Every entry should be reproduced word for word.

[Dataset records]
══════
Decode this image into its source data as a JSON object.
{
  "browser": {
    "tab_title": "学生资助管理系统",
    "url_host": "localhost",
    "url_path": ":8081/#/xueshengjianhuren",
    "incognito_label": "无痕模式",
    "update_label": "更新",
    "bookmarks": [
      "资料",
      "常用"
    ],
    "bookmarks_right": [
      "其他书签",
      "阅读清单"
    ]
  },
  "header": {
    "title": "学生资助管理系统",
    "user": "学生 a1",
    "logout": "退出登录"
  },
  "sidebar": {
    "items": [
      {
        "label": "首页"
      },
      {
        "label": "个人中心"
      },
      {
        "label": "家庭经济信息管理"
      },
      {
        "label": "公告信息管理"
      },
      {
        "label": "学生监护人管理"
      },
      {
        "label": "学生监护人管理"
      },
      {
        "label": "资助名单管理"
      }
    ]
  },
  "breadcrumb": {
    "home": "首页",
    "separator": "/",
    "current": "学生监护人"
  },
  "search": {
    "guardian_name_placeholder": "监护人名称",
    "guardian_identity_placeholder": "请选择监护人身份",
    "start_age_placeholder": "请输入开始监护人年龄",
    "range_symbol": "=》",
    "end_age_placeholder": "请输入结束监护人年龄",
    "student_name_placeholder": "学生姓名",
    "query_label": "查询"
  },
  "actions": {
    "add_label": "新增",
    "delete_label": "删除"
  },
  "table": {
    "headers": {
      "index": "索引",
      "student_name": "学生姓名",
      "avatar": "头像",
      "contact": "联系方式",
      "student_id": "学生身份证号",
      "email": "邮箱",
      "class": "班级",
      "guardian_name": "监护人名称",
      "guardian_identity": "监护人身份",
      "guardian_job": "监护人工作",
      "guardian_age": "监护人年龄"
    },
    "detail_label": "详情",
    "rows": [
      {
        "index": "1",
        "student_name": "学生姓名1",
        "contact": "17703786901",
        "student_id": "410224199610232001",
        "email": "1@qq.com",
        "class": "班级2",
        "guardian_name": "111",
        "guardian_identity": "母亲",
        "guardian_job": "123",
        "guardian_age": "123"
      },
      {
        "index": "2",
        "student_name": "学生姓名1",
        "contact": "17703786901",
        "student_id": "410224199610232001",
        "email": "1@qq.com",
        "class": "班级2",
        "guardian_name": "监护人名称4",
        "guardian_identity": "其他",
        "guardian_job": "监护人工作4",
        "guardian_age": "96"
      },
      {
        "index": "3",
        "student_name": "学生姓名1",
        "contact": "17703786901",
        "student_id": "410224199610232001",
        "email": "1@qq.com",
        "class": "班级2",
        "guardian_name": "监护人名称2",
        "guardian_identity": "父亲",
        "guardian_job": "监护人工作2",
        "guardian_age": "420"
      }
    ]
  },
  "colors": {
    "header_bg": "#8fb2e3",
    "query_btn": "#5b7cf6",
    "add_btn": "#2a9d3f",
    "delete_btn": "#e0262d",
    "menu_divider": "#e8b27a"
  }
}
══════
> **Answer for the task**:
Decode this image into its source data as a JSON object.
{
  "browser": {
    "tab_title": "学生资助管理系统",
    "url_host": "localhost",
    "url_path": ":8081/#/xueshengjianhuren",
    "incognito_label": "无痕模式",
    "update_label": "更新",
    "bookmarks": [
      "资料",
      "常用"
    ],
    "bookmarks_right": [
      "其他书签",
      "阅读清单"
    ]
  },
  "header": {
    "title": "学生资助管理系统",
    "user": "学生 a1",
    "logout": "退出登录"
  },
  "sidebar": {
    "items": [
      {
        "label": "首页"
      },
      {
        "label": "个人中心"
      },
      {
        "label": "家庭经济信息管理"
      },
      {
        "label": "公告信息管理"
      },
      {
        "label": "学生监护人管理"
      },
      {
        "label": "学生监护人管理"
      },
      {
        "label": "资助名单管理"
      }
    ]
  },
  "breadcrumb": {
    "home": "首页",
    "separator": "/",
    "current": "学生监护人"
  },
  "search": {
    "guardian_name_placeholder": "监护人名称",
    "guardian_identity_placeholder": "请选择监护人身份",
    "start_age_placeholder": "请输入开始监护人年龄",
    "range_symbol": "=》",
    "end_age_placeholder": "请输入结束监护人年龄",
    "student_name_placeholder": "学生姓名",
    "query_label": "查询"
  },
  "actions": {
    "add_label": "新增",
    "delete_label": "删除"
  },
  "table": {
    "headers": {
      "index": "索引",
      "student_name": "学生姓名",
      "avatar": "头像",
      "contact": "联系方式",
      "student_id": "学生身份证号",
      "email": "邮箱",
      "class": "班级",
      "guardian_name": "监护人名称",
      "guardian_identity": "监护人身份",
      "guardian_job": "监护人工作",
      "guardian_age": "监护人年龄"
    },
    "detail_label": "详情",
    "rows": [
      {
        "index": "1",
        "student_name": "学生姓名1",
        "contact": "17703786901",
        "student_id": "410224199610232001",
        "email": "1@qq.com",
        "class": "班级2",
        "guardian_name": "111",
        "guardian_identity": "母亲",
        "guardian_job": "123",
        "guardian_age": "123"
      },
      {
        "index": "2",
        "student_name": "学生姓名1",
        "contact": "17703786901",
        "student_id": "410224199610232001",
        "email": "1@qq.com",
        "class": "班级2",
        "guardian_name": "监护人名称4",
        "guardian_identity": "其他",
        "guardian_job": "监护人工作4",
        "guardian_age": "96"
      },
      {
        "index": "3",
        "student_name": "学生姓名1",
        "contact": "17703786901",
        "student_id": "410224199610232001",
        "email": "1@qq.com",
        "class": "班级2",
        "guardian_name": "监护人名称2",
        "guardian_identity": "父亲",
        "guardian_job": "监护人工作2",
        "guardian_age": "420"
      }
    ]
  },
  "colors": {
    "header_bg": "#8fb2e3",
    "query_btn": "#5b7cf6",
    "add_btn": "#2a9d3f",
    "delete_btn": "#e0262d",
    "menu_divider": "#e8b27a"
  }
}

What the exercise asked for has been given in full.